**What the task asks:** In the material below, identify each line bearing the word "properties". Reproduce those lines.

-----

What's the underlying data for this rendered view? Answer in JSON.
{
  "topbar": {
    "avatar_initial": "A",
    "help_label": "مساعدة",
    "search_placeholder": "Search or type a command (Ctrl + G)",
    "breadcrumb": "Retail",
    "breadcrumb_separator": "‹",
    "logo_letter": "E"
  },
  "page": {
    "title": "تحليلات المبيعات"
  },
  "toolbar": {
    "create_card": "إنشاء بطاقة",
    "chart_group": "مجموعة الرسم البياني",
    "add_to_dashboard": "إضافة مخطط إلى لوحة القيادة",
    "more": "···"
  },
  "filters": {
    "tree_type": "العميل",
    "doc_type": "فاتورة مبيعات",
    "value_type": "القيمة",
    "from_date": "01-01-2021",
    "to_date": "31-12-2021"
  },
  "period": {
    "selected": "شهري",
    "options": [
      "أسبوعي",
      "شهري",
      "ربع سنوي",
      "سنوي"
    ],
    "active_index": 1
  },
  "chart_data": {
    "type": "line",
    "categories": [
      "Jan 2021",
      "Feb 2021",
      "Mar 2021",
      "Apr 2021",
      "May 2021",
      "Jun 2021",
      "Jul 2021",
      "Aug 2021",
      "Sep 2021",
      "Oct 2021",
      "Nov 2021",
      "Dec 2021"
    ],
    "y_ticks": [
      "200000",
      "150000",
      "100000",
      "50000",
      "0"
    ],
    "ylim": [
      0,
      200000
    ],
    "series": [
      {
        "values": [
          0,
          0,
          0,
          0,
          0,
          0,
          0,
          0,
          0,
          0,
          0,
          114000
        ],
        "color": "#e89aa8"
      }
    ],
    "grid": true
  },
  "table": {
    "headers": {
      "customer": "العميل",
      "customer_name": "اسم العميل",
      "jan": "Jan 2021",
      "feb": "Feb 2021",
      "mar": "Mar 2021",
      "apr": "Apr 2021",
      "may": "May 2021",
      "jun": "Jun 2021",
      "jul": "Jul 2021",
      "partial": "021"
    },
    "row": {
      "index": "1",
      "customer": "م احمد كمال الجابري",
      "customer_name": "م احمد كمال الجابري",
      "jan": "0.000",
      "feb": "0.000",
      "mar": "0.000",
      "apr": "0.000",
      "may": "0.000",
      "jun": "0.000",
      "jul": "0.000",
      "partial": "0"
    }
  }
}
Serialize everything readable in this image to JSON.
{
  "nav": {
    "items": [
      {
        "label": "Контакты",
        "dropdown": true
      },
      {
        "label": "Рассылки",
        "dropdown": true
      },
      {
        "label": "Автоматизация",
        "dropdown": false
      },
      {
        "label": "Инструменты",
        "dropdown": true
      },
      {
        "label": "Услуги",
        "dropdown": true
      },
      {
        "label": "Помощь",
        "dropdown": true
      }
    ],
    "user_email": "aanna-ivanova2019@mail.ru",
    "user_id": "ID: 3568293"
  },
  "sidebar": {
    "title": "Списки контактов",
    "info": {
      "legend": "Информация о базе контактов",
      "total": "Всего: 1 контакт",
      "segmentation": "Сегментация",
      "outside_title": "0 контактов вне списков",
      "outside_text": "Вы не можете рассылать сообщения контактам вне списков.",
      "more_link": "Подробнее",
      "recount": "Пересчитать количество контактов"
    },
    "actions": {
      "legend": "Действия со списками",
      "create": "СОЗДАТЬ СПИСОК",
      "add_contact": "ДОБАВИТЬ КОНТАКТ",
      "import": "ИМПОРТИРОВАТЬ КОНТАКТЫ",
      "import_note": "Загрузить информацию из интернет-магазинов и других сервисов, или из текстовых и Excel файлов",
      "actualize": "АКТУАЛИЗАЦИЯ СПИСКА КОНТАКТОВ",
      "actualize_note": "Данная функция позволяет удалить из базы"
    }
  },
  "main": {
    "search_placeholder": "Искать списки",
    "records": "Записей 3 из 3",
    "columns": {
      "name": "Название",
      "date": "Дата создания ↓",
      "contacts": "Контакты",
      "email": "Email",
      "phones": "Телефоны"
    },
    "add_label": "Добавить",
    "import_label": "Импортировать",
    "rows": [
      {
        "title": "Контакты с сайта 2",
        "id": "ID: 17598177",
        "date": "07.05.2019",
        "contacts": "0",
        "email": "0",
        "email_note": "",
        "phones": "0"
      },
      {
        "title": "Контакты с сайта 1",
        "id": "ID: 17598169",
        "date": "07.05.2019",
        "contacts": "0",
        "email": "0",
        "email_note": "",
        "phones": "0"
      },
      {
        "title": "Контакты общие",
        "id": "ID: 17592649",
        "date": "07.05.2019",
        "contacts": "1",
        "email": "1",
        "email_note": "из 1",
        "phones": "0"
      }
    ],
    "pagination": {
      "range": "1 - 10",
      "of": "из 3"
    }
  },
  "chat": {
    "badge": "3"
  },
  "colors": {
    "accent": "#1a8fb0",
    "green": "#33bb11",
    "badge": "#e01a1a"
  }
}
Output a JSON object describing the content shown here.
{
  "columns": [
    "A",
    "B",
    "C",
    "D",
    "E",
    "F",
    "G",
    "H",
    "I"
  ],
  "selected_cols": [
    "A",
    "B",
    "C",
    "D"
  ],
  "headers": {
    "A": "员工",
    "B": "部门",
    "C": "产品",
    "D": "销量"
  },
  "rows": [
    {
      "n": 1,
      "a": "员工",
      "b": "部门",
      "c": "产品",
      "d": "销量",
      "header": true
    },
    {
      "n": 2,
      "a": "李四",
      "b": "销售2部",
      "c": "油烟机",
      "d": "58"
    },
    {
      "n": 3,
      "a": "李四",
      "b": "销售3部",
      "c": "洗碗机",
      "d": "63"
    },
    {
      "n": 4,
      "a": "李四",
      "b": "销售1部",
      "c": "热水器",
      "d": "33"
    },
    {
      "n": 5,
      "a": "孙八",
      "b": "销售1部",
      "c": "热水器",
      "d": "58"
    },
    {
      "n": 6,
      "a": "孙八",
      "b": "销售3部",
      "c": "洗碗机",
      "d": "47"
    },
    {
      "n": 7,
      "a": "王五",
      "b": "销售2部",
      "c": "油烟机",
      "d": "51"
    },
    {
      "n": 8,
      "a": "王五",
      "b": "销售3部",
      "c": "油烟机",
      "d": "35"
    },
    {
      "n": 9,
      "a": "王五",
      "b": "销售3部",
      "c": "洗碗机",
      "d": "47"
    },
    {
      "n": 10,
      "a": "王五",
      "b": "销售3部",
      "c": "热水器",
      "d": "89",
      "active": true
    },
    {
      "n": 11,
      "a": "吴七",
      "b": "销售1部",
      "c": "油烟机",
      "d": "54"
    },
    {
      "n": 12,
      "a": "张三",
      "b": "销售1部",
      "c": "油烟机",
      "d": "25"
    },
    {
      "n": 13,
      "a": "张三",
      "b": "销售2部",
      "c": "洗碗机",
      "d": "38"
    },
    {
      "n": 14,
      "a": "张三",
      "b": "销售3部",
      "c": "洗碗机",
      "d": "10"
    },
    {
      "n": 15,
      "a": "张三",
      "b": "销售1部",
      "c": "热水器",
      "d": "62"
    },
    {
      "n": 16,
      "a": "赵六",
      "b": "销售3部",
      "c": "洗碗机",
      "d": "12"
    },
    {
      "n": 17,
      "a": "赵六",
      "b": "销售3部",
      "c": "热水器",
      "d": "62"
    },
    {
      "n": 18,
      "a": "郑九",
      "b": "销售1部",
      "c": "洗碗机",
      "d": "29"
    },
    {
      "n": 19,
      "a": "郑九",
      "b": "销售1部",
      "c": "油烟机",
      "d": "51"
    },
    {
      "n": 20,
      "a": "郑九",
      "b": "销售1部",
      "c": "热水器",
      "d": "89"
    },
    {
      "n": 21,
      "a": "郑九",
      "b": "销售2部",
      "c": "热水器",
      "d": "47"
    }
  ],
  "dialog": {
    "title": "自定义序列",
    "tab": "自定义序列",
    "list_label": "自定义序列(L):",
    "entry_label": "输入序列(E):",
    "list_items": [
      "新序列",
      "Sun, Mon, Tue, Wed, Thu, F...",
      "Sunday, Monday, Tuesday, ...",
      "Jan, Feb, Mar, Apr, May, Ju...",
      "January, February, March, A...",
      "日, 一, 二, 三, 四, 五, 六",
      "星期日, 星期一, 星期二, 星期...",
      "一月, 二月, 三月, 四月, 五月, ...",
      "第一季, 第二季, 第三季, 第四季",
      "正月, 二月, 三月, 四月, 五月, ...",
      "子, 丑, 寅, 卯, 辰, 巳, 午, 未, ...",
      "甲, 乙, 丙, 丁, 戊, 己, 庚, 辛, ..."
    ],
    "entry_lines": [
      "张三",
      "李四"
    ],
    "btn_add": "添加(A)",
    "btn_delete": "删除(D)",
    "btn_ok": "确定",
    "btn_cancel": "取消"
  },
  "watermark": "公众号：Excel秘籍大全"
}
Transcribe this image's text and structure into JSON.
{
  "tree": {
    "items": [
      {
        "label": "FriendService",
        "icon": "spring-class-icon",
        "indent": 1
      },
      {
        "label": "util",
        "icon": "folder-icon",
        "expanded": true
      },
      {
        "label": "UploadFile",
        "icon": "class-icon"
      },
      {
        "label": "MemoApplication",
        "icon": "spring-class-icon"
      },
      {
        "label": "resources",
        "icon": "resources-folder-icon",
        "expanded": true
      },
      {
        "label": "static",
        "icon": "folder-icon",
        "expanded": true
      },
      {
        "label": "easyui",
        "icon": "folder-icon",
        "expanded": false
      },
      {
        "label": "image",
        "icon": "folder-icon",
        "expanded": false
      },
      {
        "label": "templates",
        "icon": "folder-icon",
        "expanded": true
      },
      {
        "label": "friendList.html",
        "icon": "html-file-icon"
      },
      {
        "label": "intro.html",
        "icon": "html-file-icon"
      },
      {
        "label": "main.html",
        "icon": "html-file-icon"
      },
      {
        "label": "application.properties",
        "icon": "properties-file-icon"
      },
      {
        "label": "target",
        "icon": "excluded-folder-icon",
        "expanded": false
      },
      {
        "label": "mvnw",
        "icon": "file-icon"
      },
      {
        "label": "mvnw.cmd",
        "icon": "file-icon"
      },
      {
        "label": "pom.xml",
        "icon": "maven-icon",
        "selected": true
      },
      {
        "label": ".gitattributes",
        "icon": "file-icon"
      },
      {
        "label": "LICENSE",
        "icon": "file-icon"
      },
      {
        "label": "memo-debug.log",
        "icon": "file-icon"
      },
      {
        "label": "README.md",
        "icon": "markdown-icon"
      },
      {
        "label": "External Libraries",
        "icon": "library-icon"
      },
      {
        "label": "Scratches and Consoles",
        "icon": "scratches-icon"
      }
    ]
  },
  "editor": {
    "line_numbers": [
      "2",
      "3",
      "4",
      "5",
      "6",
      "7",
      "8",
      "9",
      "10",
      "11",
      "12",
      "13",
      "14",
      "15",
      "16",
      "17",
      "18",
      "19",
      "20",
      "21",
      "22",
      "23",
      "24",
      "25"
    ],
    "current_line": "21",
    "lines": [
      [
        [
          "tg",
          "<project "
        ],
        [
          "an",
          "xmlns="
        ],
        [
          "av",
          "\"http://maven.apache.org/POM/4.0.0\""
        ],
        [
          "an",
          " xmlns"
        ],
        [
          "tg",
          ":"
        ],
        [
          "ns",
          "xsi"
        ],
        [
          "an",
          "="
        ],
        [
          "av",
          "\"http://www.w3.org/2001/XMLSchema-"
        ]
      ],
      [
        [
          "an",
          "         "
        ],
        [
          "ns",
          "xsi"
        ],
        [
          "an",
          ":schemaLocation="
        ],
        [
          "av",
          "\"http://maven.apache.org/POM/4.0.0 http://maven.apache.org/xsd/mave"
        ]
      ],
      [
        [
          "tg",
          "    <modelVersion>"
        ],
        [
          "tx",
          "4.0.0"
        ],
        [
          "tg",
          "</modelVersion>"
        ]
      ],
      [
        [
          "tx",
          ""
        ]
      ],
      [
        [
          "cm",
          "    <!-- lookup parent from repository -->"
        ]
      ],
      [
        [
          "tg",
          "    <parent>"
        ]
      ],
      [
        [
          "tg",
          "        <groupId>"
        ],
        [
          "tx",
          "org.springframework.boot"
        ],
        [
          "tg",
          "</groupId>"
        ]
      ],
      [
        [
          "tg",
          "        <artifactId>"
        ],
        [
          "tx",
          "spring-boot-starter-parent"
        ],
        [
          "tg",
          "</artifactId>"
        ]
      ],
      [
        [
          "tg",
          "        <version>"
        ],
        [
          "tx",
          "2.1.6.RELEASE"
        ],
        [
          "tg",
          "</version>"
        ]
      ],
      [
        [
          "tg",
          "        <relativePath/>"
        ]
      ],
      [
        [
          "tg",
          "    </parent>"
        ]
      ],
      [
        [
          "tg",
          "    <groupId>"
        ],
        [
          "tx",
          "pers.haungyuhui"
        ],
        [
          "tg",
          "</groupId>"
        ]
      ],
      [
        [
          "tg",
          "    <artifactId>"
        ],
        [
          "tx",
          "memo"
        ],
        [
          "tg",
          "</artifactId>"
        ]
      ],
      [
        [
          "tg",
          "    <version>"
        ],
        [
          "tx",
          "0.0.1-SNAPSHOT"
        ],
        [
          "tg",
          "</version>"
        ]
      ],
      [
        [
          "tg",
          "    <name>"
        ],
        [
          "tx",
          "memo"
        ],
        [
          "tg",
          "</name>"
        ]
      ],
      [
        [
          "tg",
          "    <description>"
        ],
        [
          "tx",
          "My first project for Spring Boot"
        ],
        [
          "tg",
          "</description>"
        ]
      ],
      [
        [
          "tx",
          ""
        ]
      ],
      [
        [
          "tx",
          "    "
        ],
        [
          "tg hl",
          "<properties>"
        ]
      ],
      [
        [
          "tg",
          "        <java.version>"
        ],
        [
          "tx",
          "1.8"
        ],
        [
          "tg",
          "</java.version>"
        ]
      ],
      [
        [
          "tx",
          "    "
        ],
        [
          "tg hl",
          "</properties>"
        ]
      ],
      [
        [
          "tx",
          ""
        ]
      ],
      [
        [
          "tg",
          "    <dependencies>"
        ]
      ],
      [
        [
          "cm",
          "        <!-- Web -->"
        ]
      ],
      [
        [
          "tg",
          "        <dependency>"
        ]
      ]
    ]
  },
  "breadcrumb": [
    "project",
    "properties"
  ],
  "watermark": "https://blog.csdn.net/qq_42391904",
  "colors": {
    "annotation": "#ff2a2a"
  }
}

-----

**Solution to this exercise:**
        "label": "application.properties",
        "icon": "properties-file-icon"
          "<properties>"
          "</properties>"
    "properties"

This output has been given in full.